Check them out:

My space webpage:

Yeasayer- Sunrise

Yeasayer- 2080

Yeasayer- Wait for Summer

Yeasayer- Tightrope

kudos to Anna

C & J

Devouringly Rich Ice Cream Cookie Sandwiches

These ice cream sandwich cookies are an intense mix of banana, peanut butter, and chocolate chunks with a hint of molasses. They are best with a nice scoop of vanilla ice cream in the middle (or yogurt if being healthy) but funnily enough are vegan (without the ice cream) and are a perfect desert to serve to a vegan or diabetic guest. When we served them they were literally gobbled up. We thought they may even be too rich but everyone pleaded with us not to change a thing! And of course these cookies are very health conscious but you would have no idea as you bite into them!

Oh and we made these with cups so we are in the process of converting the measurements.

Makes 12-14 cookies
Prep time 15-20 min
Cook time 17-20 min

3 ripe bananas (mashed)
¾ cup peanut butter
2-3 tablespoons of Black Strap Molasses (that is the less processed version, add according to your preference of molasses)
½ cup honey (I used honey but agave would probably work too)
1 ½ cup unprocessed oats
½ cup whole grain spelt flour (or wheat flour)
½ cup unbleached white spelt four (or wheat flour)
½ cup ground almonds
½ teaspoon baking soda
1 ½ teaspoons baking powder
¼ teaspoon kosher salt
½ chocolate chunks

Preheat the oven to 350 F or around 180 C.

Mash the three bananas on a plate or board and let them sit out in the air and oxidize further (we find it makes them even more banana-ie in recipes). Then mix all the wet ingredients together. Fold the bananas through the wet ingredients softly. Mix the wet ingredients into the dry. And lastly mix the chocolate chips through.
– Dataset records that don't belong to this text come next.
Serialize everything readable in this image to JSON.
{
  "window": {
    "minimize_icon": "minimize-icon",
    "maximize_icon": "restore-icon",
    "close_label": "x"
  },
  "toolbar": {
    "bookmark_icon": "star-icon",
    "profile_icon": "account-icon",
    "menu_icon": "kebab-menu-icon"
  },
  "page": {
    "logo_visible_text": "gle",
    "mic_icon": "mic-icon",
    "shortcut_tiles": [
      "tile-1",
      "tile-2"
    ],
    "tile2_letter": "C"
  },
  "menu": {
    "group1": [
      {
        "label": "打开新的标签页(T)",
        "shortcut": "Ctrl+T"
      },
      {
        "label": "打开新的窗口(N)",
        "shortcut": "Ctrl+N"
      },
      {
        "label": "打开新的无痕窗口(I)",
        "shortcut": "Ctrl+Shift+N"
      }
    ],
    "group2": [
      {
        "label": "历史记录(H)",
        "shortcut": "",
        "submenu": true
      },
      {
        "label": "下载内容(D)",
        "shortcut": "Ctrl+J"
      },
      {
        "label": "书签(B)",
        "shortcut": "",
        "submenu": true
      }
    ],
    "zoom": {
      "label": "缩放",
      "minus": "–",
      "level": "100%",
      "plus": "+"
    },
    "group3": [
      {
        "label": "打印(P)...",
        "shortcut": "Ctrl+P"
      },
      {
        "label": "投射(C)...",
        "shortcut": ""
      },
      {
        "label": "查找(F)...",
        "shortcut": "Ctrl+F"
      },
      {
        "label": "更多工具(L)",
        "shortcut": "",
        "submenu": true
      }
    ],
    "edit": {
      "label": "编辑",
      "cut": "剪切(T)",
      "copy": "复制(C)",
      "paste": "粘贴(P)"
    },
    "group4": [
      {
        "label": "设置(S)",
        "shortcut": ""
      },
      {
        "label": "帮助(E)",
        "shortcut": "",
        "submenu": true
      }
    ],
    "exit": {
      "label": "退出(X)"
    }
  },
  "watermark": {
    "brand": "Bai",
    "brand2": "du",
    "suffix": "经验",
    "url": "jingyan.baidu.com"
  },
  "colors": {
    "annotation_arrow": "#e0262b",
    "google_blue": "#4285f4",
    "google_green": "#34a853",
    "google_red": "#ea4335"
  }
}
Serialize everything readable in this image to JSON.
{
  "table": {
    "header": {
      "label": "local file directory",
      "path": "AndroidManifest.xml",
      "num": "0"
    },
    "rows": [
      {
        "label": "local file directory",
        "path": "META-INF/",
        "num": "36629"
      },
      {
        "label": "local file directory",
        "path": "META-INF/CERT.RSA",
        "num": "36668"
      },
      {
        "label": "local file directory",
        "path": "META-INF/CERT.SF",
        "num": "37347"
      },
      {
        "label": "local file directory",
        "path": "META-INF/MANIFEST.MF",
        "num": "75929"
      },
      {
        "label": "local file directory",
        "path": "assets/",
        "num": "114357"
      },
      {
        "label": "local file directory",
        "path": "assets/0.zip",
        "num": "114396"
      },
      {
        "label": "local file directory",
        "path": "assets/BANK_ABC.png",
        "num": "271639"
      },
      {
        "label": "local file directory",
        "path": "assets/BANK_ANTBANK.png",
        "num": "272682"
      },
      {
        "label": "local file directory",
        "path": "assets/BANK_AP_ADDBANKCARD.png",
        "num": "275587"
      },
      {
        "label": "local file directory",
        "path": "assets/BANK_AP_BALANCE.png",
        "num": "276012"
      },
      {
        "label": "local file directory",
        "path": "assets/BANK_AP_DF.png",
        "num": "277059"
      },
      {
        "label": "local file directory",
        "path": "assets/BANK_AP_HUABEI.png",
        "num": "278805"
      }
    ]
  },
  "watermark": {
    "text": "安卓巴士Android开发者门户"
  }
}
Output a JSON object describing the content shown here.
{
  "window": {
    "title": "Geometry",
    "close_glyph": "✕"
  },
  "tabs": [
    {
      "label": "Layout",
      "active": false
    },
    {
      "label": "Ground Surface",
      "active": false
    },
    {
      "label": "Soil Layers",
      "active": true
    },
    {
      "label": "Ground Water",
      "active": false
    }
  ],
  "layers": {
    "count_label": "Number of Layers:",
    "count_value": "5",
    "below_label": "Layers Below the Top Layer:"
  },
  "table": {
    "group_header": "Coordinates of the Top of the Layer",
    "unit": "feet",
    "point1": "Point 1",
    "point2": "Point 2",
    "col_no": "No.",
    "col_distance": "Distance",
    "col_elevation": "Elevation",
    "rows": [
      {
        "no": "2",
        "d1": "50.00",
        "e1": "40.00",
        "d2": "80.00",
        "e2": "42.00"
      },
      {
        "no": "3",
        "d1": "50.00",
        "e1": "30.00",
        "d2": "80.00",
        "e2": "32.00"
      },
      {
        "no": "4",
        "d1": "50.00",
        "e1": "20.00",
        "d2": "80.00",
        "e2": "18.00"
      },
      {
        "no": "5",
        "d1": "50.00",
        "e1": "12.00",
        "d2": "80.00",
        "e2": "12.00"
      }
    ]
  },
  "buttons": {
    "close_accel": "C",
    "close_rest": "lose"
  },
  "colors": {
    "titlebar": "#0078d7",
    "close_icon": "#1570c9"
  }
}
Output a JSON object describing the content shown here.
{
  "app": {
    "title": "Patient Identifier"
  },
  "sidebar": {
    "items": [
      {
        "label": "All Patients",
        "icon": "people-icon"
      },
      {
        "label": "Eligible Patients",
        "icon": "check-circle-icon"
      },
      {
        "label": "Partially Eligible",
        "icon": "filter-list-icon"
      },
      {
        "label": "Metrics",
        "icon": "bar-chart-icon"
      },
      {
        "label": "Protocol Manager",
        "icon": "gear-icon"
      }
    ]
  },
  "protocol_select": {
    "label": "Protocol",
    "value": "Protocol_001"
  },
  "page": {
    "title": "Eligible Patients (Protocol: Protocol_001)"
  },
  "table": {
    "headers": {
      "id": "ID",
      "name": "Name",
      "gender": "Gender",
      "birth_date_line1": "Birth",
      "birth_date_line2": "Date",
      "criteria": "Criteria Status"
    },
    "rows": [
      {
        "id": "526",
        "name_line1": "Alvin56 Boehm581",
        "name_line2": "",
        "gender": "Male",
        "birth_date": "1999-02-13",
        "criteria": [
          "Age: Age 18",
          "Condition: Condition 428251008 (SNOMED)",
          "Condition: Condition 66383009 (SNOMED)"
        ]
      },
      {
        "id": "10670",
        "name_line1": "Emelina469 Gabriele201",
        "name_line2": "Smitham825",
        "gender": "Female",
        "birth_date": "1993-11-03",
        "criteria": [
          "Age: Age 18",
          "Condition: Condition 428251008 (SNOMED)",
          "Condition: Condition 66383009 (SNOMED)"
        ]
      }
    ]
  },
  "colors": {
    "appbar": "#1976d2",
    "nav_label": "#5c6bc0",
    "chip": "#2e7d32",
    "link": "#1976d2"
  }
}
Place parchment paper onto a tray and place the dough on parchment paper in balls that have been slightly flattened with your hand or the back of a spoon. It is important to make sure the balls are in a cookie shape before baked because these cookies will spread but not as much as traditional cookies; therefore, if you do not shape them they might end up being baked as balls. Bake for 17-20 minutes depending on your oven. They will be darker because of the molasses so it is hard to tell when they are browning, and thus you need to watch them carefully so they do not burn!

Lastly: ENJOY (as always)

C & J